derived from the government restriction on the export of revenues earned in Britain by the American companies embodied in the MUP_Ryall_07_Chap 7 141 7/26/05, 10:08 AM 142 anthony asquith Anglo-American trade agreement of 1948. In order to utilise their frozen funds, some of the Hollywood majors shifted part of their annual production schedule from the traditional Los Angeles base to Britain financing wholly or partly their production costs, effectively controlling their production in terms of subject matter and genre, stars and directors, while at the same time

in Anthony Asquith
Tom Ryall

8 Asquith and the British cinema In a career lasting from the 1920s to the 1960s Anthony Asquith directed thirty-five feature films: he also worked in a variety of capacities on other films; foreign-version direction, screenwriting, second unit work, and so on. He made a number of short films; some were dramadocumentary films made for the Ministry of Information during the Second World War, others were made for charities such as the Guide Dogs for the Blind Association, and St Dunstan’s, a centre for the blind. He also directed Zero (1960), an adaptation of a

in Anthony Asquith
Tom Ryall

prompted the government to explore other measures which might help the film industry. In addition to this, the quota legislation was due for renewal in MUP_Ryall_05_Chap 5 97 7/26/05, 10:07 AM 98 anthony asquith 1948 and decisions about the nature and extent of government intervention in the industry were required for that. Two companies in particular – Rank and Alexander Korda’s British Lion – had attempted to increase production in order to fill the gap left by the Hollywood boycott. The return of American films following the agreement left both companies in a

in Anthony Asquith
Tom Ryall

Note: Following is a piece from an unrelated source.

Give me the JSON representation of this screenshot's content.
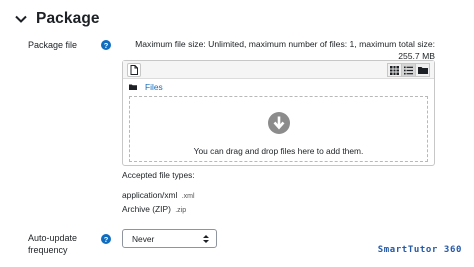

‘the preponderance of aliens in key positions in the industry’.2 Yet it is worth noting, in the context of Asquith, that ‘aliens’, such as the Hungarian Gabriel Pascal and the Russian-born Anatole de Grunwald, had played a MUP_Ryall_04_Chap 4 69 7/26/05, 10:06 AM 70 anthony asquith significant role in his career before the war, and that Italians Filippo Del Giudice and Mario Zampi, as well as de Grunwald, were to play key roles in his wartime career. The war itself, of course, was a highly dramatic subject touching all sections of society in personal ways, and

in Anthony Asquith
Abstract only
Where to, now?
Brian Mcfarlane

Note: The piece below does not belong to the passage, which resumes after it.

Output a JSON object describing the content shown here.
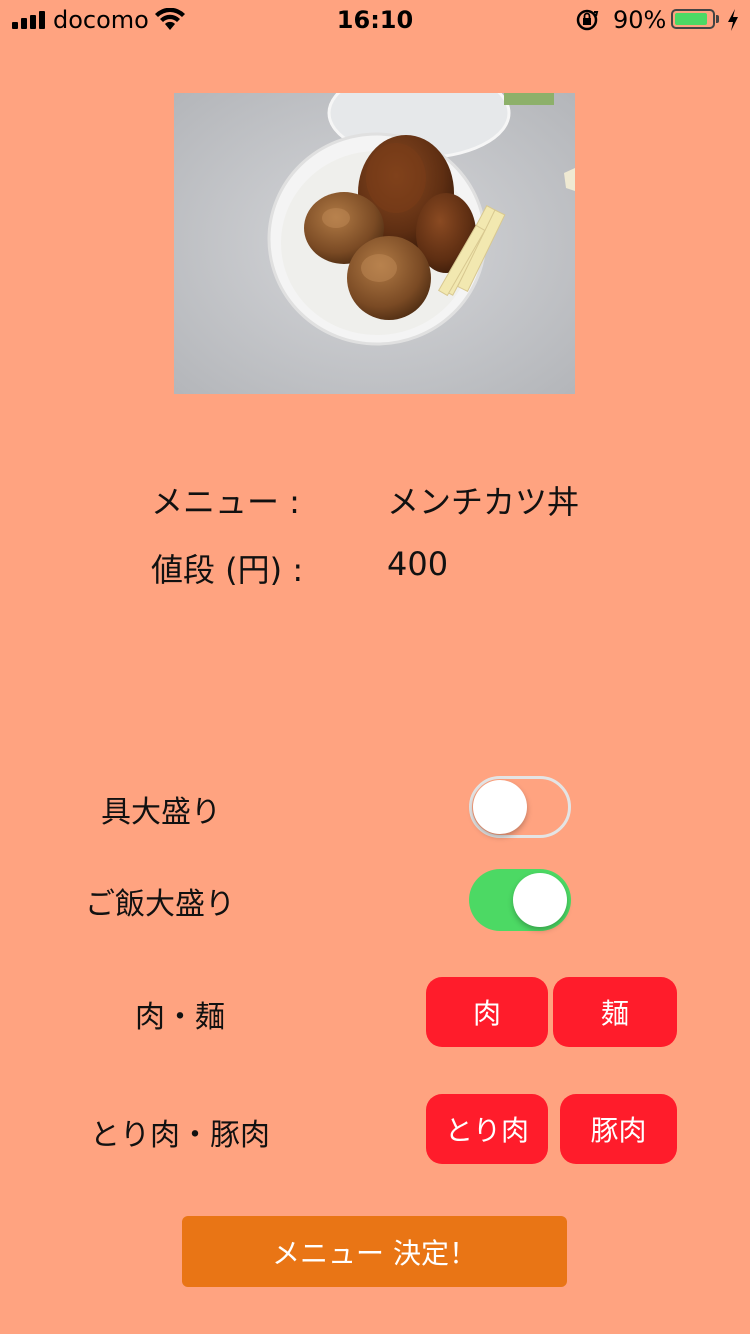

dominant figures in the British cinema’s corner of the field of cultural production were those whose output could be seen as having literary or social realist affiliations. This was the period of the ascendancy of Carol Reed, David Lean and Anthony Asquith, all of whom enjoyed critically privileged positions in postwar British cinema, of Laurence Olivier’s Shakespeare films, of Powell and Pressburger, then less critically secure

in Lance Comfort